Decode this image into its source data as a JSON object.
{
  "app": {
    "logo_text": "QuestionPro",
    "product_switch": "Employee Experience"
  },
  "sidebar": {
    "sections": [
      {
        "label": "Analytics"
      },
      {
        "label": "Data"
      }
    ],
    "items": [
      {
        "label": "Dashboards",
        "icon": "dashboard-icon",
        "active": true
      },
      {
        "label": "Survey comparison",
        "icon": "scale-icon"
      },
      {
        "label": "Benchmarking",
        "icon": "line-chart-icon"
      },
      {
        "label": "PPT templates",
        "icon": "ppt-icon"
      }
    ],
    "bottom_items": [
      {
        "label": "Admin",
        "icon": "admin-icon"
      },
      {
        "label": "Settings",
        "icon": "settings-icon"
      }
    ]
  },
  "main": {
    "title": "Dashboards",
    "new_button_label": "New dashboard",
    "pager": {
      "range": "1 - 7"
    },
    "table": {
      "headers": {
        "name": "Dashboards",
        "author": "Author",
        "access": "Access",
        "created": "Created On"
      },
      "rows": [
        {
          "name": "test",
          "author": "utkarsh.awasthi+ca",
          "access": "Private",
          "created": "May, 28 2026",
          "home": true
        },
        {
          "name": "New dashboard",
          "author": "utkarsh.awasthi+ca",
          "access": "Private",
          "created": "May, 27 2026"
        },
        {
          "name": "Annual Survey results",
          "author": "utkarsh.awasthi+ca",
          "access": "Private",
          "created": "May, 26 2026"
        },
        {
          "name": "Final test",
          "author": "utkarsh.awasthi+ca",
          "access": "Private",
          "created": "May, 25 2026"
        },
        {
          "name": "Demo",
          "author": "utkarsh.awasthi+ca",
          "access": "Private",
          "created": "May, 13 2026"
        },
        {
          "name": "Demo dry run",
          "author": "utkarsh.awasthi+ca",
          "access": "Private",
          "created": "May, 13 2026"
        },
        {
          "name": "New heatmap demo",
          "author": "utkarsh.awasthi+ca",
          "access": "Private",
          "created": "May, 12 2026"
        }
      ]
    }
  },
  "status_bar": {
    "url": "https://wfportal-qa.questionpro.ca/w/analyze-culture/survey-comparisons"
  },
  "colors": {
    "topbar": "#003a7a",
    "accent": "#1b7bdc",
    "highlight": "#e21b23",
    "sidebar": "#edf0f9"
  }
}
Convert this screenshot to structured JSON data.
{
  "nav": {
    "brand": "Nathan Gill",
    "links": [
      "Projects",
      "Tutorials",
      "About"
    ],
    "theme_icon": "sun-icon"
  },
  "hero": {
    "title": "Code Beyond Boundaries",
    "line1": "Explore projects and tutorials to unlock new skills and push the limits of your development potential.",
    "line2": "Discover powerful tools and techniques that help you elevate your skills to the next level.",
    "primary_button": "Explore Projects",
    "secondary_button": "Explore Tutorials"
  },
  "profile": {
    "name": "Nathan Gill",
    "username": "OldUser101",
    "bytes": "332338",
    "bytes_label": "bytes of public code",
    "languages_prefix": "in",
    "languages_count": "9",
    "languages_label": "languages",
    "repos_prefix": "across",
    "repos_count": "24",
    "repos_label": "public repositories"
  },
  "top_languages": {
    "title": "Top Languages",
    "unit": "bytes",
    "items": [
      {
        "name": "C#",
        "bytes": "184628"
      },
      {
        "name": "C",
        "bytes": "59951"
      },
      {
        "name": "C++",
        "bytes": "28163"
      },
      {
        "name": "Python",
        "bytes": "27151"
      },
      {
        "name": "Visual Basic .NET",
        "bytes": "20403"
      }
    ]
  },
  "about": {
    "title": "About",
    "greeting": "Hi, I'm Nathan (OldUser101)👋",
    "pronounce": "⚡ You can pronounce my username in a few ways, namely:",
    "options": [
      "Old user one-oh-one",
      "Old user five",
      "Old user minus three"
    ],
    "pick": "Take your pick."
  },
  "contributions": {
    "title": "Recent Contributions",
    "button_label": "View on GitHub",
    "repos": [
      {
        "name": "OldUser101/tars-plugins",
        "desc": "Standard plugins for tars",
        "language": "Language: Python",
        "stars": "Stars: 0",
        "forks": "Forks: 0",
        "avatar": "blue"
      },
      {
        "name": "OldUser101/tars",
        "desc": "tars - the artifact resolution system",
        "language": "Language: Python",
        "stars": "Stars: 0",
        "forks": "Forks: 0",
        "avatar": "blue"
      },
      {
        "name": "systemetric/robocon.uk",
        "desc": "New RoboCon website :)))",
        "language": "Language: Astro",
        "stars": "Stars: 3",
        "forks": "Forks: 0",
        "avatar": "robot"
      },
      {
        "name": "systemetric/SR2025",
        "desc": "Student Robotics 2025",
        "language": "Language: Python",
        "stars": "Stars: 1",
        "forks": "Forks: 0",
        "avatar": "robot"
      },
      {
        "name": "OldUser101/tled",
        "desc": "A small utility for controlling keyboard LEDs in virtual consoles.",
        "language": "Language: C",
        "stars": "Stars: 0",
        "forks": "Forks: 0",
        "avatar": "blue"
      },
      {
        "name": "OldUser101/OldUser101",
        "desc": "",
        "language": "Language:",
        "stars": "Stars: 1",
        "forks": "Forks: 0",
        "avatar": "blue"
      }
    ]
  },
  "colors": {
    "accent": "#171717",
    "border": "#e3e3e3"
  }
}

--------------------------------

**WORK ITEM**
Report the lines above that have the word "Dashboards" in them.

**SOLUTION TO THIS PROBLEM**
        "label": "Dashboards",
    "title": "Dashboards",
        "name": "Dashboards",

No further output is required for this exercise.